Late, great Bills star Cookie Gilchrist got an "official" place in Buffalo sports history Wednesday when he was honored as an inductee into the 2011 Class of the Greater Buffalo Sports Hall of Fame. Gilchrist only played three years and 44 games in Buffalo - 1962 through 1964 - but he arguably was the Bills' first "superstar," and his presence on the Buffalo sports consciousness remains large and out of proportion to the short length of time he played here. That speaks to what a great player he was and the impact the first great Bills era had on Western New York sports fans.
So why did it take so long? It's complicated, and it requires an understanding of Cookie's career path to appreciate it. The short, oversimplified answer: Gilchrist was denied a chance to have a college football career and a shot at the NFL because of an unfortunate deal with Cleveland Browns legendary coach Paul Brown. Gilchrist singed a pro deal with the Browns out of high school; the NFL voided the deal; the door to the college ranks was thereby closed because Gilchrist had signed a pro contract; Brown tried to stash him in Canada; Cookie never got any money out of the proposition. Gilcrhist believed, with justification, that he had been used, and he spent the rest of his life being wary - if not somewhat paranoid - of being used for financial gain. So Gilchrist probably would not have showed up to accept an honor such as the Buffalo Sports Hall or the Wall of Fame.
Now he's going in, and Bills fans from the 1960s likley are very happy about it. Will a Wall-of-Fame induction follow? That's debatable. The rules for his candidacy are gray. When the wall was created in 1980, former Bills PR chief L. Budd Thalman decided a candidate must have played five seasons in Buffalo to qualify. The Bills' media guide says the requirement is three years. Regardless, Gilchrist has been discussed at length by the wall committee on several occasioins but has not had enough support to date to outrank other candidates.
Gilchrist and Ruben Brown, the other Bills inductee in the Buffalo sports hall class of 2011, make it 29 Bills in the GBSHOF. Phil Hansen is the 2011 Wall of Fame inductee. He will be the 27th WOF member.

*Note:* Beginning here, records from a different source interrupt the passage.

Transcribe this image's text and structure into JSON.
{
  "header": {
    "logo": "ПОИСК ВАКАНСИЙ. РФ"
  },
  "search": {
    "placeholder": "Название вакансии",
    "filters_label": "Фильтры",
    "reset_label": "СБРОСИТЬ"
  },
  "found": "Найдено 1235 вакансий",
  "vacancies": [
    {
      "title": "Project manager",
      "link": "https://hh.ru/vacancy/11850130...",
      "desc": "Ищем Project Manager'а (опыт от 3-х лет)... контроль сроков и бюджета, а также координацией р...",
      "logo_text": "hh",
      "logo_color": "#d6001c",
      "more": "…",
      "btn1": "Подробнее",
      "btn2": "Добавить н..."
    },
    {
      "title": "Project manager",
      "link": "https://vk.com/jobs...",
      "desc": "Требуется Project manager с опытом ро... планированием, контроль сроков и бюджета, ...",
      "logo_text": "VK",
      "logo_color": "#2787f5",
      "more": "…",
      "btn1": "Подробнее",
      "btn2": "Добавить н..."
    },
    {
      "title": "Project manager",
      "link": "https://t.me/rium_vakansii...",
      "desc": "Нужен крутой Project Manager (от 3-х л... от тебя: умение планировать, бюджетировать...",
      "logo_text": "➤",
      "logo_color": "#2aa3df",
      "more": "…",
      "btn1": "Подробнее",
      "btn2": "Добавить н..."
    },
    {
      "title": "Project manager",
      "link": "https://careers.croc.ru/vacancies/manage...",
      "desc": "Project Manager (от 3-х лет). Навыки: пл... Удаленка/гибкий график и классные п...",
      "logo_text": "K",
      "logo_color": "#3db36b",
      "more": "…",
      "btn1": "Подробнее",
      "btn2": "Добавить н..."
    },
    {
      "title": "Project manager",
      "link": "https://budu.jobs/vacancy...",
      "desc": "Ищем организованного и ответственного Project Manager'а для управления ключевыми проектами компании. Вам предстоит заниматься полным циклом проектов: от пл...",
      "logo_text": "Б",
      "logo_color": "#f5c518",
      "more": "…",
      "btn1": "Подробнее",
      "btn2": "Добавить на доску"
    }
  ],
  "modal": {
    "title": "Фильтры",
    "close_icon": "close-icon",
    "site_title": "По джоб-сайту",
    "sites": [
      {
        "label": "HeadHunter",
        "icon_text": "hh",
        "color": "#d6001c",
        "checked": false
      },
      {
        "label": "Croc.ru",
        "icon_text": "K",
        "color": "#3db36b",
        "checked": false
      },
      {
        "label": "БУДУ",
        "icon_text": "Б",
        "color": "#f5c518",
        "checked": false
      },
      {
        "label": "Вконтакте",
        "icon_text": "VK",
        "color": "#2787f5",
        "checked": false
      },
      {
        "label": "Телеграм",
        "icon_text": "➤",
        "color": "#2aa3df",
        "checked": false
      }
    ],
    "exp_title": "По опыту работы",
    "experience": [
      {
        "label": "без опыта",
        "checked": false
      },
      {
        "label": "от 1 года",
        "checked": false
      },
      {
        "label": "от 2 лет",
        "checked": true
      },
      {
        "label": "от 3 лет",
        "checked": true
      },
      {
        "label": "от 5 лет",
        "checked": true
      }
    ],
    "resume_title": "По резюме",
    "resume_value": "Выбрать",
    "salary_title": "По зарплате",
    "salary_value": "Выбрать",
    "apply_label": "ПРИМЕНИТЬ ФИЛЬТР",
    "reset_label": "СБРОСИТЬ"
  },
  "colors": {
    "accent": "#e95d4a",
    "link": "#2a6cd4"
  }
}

Those in the GBSOF but not on the WOF are: Gilchrist, Brown, Butch Byrd, Steve Christie, Shane Conlan, Paul Maguire, Bill Polian and Lou Saban.

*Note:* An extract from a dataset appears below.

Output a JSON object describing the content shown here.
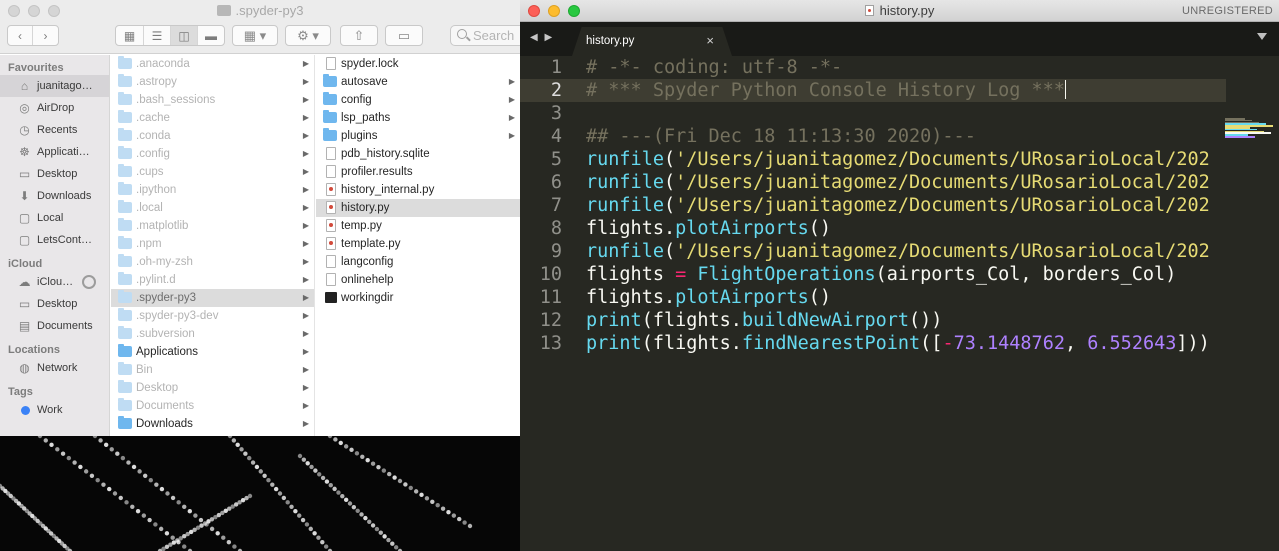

Those in the WOF but not the GBSOF are: Hansen, Robert James, Bob Kalsu, Pat McGroeder, Jim Ritcher and "the 12th Man."
The governor of Hawaii is a Western New York native, and he’s taking a pro-taxpayer stand against a subsidy for the NFL. The Hawaii Tourism Authority is paying the NFL $4 million a year for 2011 and 2012 to bring the Pro Bowl to Honolulu. The governor, Neil Abercrombie, says this is a waste of taxpayer money and the state should not kick in a subsidy to extend the deal for the all-star game. Abercrombie graduated from Williamsville High School in the 1950s then got a bachelor’s degree from Union College in Schenectady in 1959. The Transportation Authority says the Pro Bowl brings in $28 million in visitor spending, which netted $3 million in state taxes last year. The governor says the money would be better spent elsewhere.
Said Abercrombie last week: “You've got this spectacle of these multi-millionaires and billionaires out there arguing about how they're gonna divide it up and then they come and ask us to bribe them with $4 million to have a scrimmage out here in paradise. We've got to get our values straight and our priorities straight.”
Abercrombie likely would hold this view regardless of the lockout. But here's another case in which the NFL's labor standoff gives people more reason to look at the league with a more critical eye.